The Deanston Scottish Crime Book of the year
Bloody Scotland Crime Writing Festival and Deanston Distillery are delighted to announce the shortlist for the third annual Deanston Scottish Crime Book of the Year.
The award, which recognises excellence in Scottish crime writing, includes a prize of £1000 and nation-wide promotion in Waterstone’s, will be announced at a gala event on Saturday 20 September as part of the Bloody Scotland Crime Writing Festival. The previous winners are Malcolm Mackay with How A Gunman Says Goodbye in 2013 and Charles Cumming with A Foreign Country in 2012.
The shortlist, which was chosen by a panel of readers from a longlist of 49 books, is as follows:
- Chris Brookmyre, Flesh Wounds
- Neil Broadfoot, Falling Fast
- Natalie Haynes, The Amber Fury
- Peter May, Entry Island
- Louise Welsh, A Lovely Way To Burn
- Nicola White, In The Rosary Garden
Magnus Linklater, journalist and former newspaper editor; Angie Crawford, Scottish Buyer, Waterstones, and Jenny Niven, Portfolio Manager for Literature, Creative Scotland, form the 2014 Deanston panel of judges.
Dom Hastings, Festival Manager, Bloody Scotland, said:
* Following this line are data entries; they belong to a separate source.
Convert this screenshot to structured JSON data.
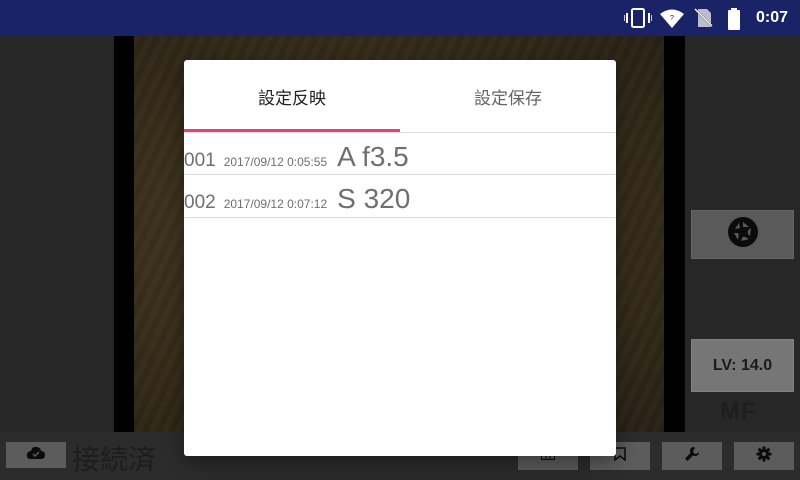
{
  "status_bar": {
    "time": "0:07",
    "icons": [
      "vibrate-icon",
      "wifi-icon",
      "no-sim-icon",
      "battery-icon"
    ]
  },
  "camera": {
    "lv_label": "LV: 14.0",
    "focus_mode": "MF",
    "connection_status": "接続済",
    "icons": [
      "shutter-icon",
      "cloud-icon",
      "grid-icon",
      "bookmark-icon",
      "wrench-icon",
      "gear-icon"
    ]
  },
  "dialog": {
    "tabs": [
      {
        "label": "設定反映",
        "active": true
      },
      {
        "label": "設定保存",
        "active": false
      }
    ],
    "rows": [
      {
        "num": "001",
        "date": "2017/09/12 0:05:55",
        "value": "A f3.5"
      },
      {
        "num": "002",
        "date": "2017/09/12 0:07:12",
        "value": "S 320"
      }
    ]
  },
  "colors": {
    "status_bar_bg": "#1a2366",
    "tab_indicator": "#e8417f"
  }
}
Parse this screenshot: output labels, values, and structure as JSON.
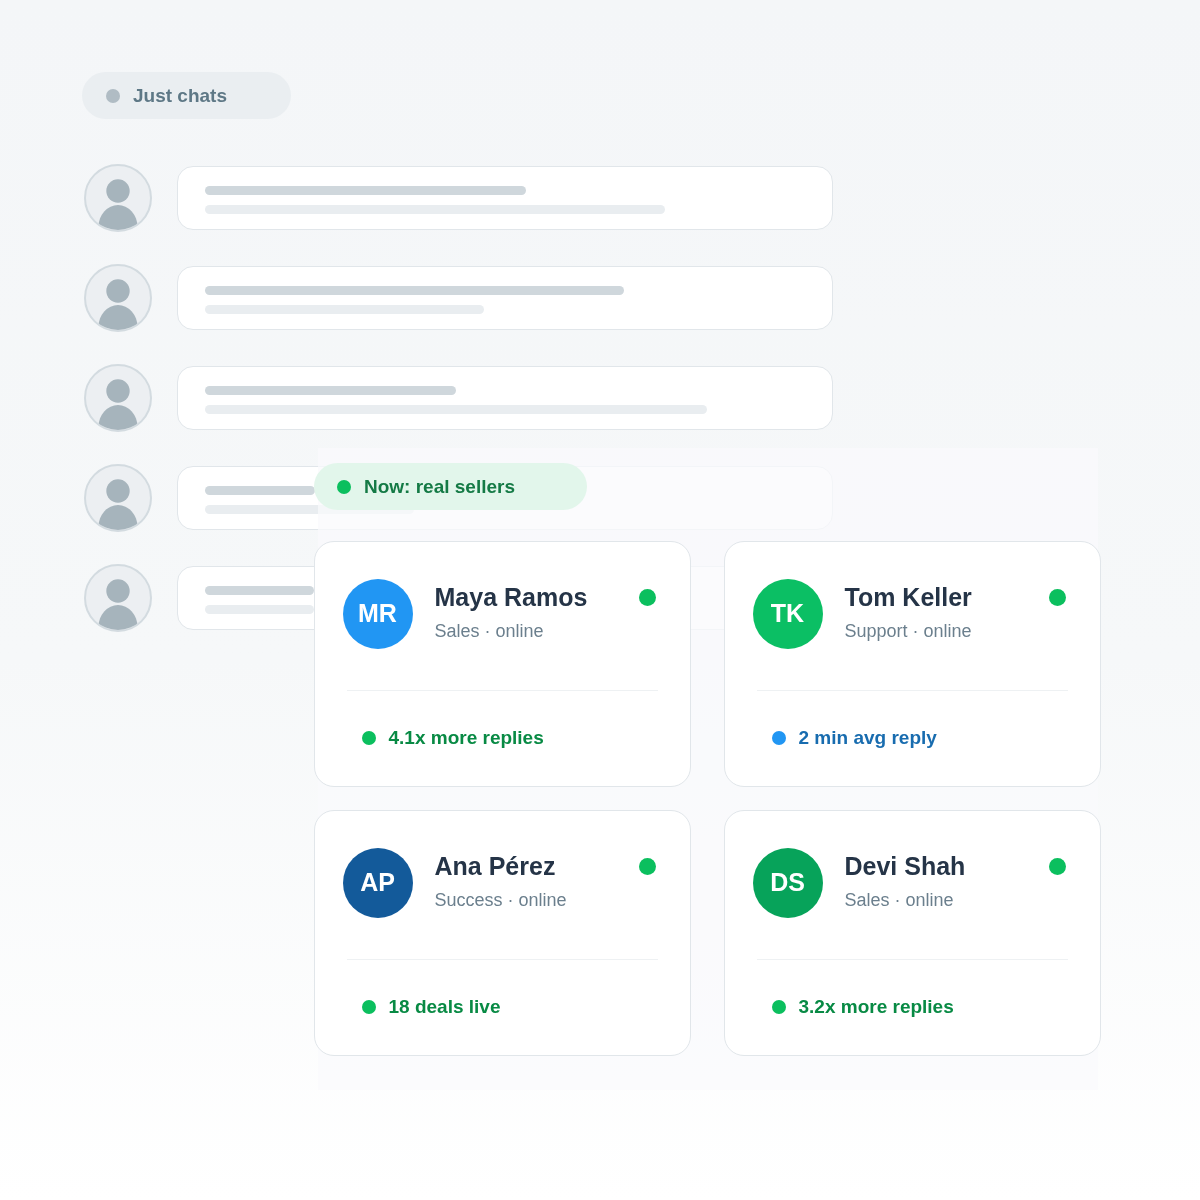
{
  "filter_tag": {
    "label": "Just chats"
  },
  "chat_list": {
    "rows": [
      {
        "kind": "skeleton"
      },
      {
        "kind": "skeleton"
      },
      {
        "kind": "skeleton"
      },
      {
        "kind": "skeleton"
      },
      {
        "kind": "skeleton"
      }
    ]
  },
  "highlight_tag": {
    "label": "Now: real sellers"
  },
  "sellers": [
    {
      "initials": "MR",
      "name": "Maya Ramos",
      "role": "Sales · online",
      "color": "#2196f3",
      "online": true,
      "stat": {
        "label": "4.1x more replies",
        "color": "#0bbf5e"
      }
    },
    {
      "initials": "TK",
      "name": "Tom Keller",
      "role": "Support · online",
      "color": "#0bbf64",
      "online": true,
      "stat": {
        "label": "2 min avg reply",
        "color": "#2196f3"
      }
    },
    {
      "initials": "AP",
      "name": "Ana Pérez",
      "role": "Success · online",
      "color": "#135a9a",
      "online": true,
      "stat": {
        "label": "18 deals live",
        "color": "#0bbf5e"
      }
    },
    {
      "initials": "DS",
      "name": "Devi Shah",
      "role": "Sales · online",
      "color": "#07a35a",
      "online": true,
      "stat": {
        "label": "3.2x more replies",
        "color": "#0bbf5e"
      }
    }
  ]
}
“We are delighted to be working with Deanston again on what is increasingly one of the most prestigious prizes on the Scottish literary scene – and especially given that the lineup this year is so strong. Christopher Brookmyre, Peter May and Louise Welsh are well known to both Scottish and international audiences, but it’s great to be able to welcome Natalie Haynes, known for her work in television and comedy rather than writing, with her first novel, and brand new writers Neil Broadfoot and Nicola White. They’ve all written fantastic books, which take a variety of approaches to the whodunnit structure, whether they’re experimenting with form and darker tones, trying to get inside the mind of a disturbed teenager, creating a dystopian plague-ridden London, examining the murky underworld beneath Edinburgh’s political sheen, imagining reincarnation around the Highland Clearances or exploring the restrictions of convent school life. The strength and diversity of this year’s shortlist proves that Scottish crime writing is still burgeoning and pushing boundaries, whilst enthralling readers.”
Peter Semple, Retail and Facilities Manager at Deanston Distillery said:
“We are very proud to be involved with Bloody Scotland for the second year running. Our distillery thrives on the reputation of Scotland’s colourful history and this is a fitting partnership given Deanston’s connection with Scotland’s bloody past. It has been said that the infamous Burke and Hare’s accomplice, Helen McDougal, was spotted by a group of workers at Deanston Cotton Mills and taken down by an angry mob. Not only do we have a great historical connection, but our support for Bloody Scotland is also down to the calibre of entries the festival attracts each year, and this year’s shortlist is no different. We’re looking forward to finding out who will be awarded the coveted title of The Deanston Scottish Crime Book of the Year.”
Neil Broadfoot - “Being shortlisted for the Deanston is an absolute honour – and totally surreal. The crime-writing scene is bursting with incredible talent and great people at the moment, and to be plucked from all those superb writers to be shortlisted for the Book of the Year Award along with some of the biggest names in the business is a humbling experience. I’ve been a fan of Bloody Scotland as a reader since the festival began, so to be here now on the shortlist is just fantastic. Bloody brilliant, in fact!”
Chris Brookmyre - “It is an almighty validation to see Flesh Wounds on this shortlist. I believe that it is the most accomplished novel I have written, so having won plaudits for my earlier humorous work, it is particularly heartening to have the greater maturity and complexity of my more recent writing recognised.”
Natalie Haynes - “I’m thrilled that Amber Fury has made the Deanston shortlist. This book is - aside from being a psychological thriller - my love letter to Edinburgh. When I was writing it, I hoped very much that Scottish readers would see it as one of their own. I couldn’t be more proud or delighted.”
Peter May - “I’m honoured to be on the shortlist for the Deanston Scottish Crime Book prize which, in its third year is going from strength to strength.”
Louise Welsh - “I'm surprised and delighted to be nominated for the Deanston Scottish Crime Book of the Year Award, it's lovely to be part of an award that celebrates crime fiction in Scotland.”
Nicola White - “I’ve lived in Scotland for thirty years but today I’m feeling freshly adopted. It’s a huge honour to be nominated for the Deanston Prize with my first book, particularly among such talented company and given the mighty strengths of Scottish crime writing now.”